“Hey Dad. I just came in to say that I visited Uncle Jared today. You know, he’s not heavy. He’s your brother,” Martin Luther announced. His abrupt statement earned him a raised eyebrow from Connor but little else. “So anyway,” Martin Luther continued, unfazed, “He’s hardly a stranger in the night. But nothing lasts forever, especially candles and rain. Everyone eventually spreads their broken wings and flies away, but before that, you have to lift your sunken eyes so you can see. Got it?” Before Connor had a chance to answer, Martin Luther had closed the door, leaving his father alone with his thoughts and memories once more.
For long moments, Connor remained still, staring at the wall and contemplating Martin Luther’s words. Regrets…he had so many of them. His son was a very strange boy, but Connor knew that he had a good heart. February…she was so much like her father, always content to be alone, always unsure of what her next step should be. He knew that he had failed them both in many ways, but they, at least, had had the benefit of his physical presence. He didn’t know their older half-siblings at all. He had left his first wife, Janis, while their daughter Delilah was still only a toddler. He’d never bothered to look back. Harrison, his son with his ex-girlfriend Diana, had hardly fared better; he used to come around from time to time as a child, but eventually had given up on Connor and moved on with his life. Why had Connor let them go? Why had he allowed everyone he loved to slip away?
Suddenly he rose from the bed, an unfamiliar firmness fixing his chin. “Why am I just sitting here moping about the past?” he thought. “The past is over and done with…but I’m still here. My kids are still here. My brother is still here…but Martin Luther is right. He won’t be around forever. None of us will be. It’s time to start fixing things…it’s time to go visit Jared. Right now.

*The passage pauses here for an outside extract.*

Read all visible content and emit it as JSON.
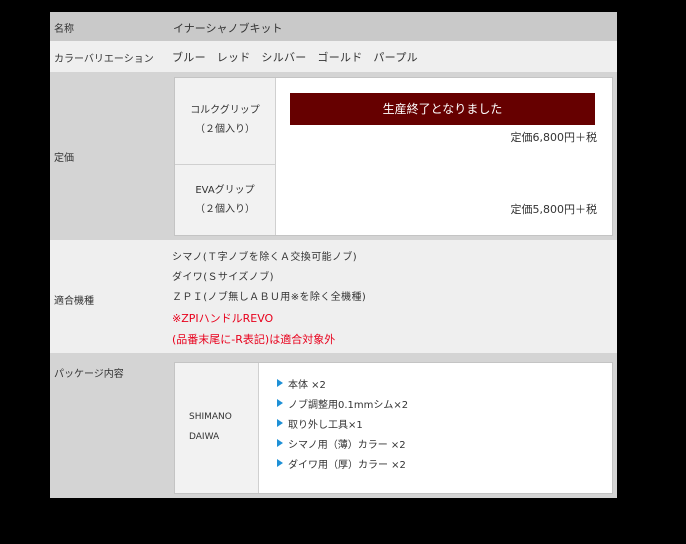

Well…” Connor’s gaze fell upon the darkened window pane that divided his room from the night that had long since settled in. The hour had grown much later than he’d realized. “First thing tomorrow morning,” he amended, and settled back onto his mattress with a sigh to wait for another long, sleepless night to slowly pass.